— WHAT TO DO —
The records that follow must all be duplicated exactly.

Data entries
= = =

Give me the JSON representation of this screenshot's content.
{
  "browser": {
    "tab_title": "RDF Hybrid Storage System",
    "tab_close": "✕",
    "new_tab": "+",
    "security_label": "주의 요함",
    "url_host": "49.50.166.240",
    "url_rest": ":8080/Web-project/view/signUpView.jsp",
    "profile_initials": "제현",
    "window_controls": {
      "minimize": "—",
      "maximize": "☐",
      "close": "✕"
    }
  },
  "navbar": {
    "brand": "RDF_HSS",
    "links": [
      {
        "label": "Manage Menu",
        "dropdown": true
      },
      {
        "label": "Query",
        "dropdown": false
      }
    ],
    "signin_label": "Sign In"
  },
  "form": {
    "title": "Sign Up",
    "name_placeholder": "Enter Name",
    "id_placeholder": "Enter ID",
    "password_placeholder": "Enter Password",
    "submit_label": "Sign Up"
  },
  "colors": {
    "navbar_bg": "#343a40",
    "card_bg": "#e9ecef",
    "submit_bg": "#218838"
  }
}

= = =

— RESPONSE —
Give me the JSON representation of this screenshot's content.
{
  "browser": {
    "tab_title": "RDF Hybrid Storage System",
    "tab_close": "✕",
    "new_tab": "+",
    "security_label": "주의 요함",
    "url_host": "49.50.166.240",
    "url_rest": ":8080/Web-project/view/signUpView.jsp",
    "profile_initials": "제현",
    "window_controls": {
      "minimize": "—",
      "maximize": "☐",
      "close": "✕"
    }
  },
  "navbar": {
    "brand": "RDF_HSS",
    "links": [
      {
        "label": "Manage Menu",
        "dropdown": true
      },
      {
        "label": "Query",
        "dropdown": false
      }
    ],
    "signin_label": "Sign In"
  },
  "form": {
    "title": "Sign Up",
    "name_placeholder": "Enter Name",
    "id_placeholder": "Enter ID",
    "password_placeholder": "Enter Password",
    "submit_label": "Sign Up"
  },
  "colors": {
    "navbar_bg": "#343a40",
    "card_bg": "#e9ecef",
    "submit_bg": "#218838"
  }
}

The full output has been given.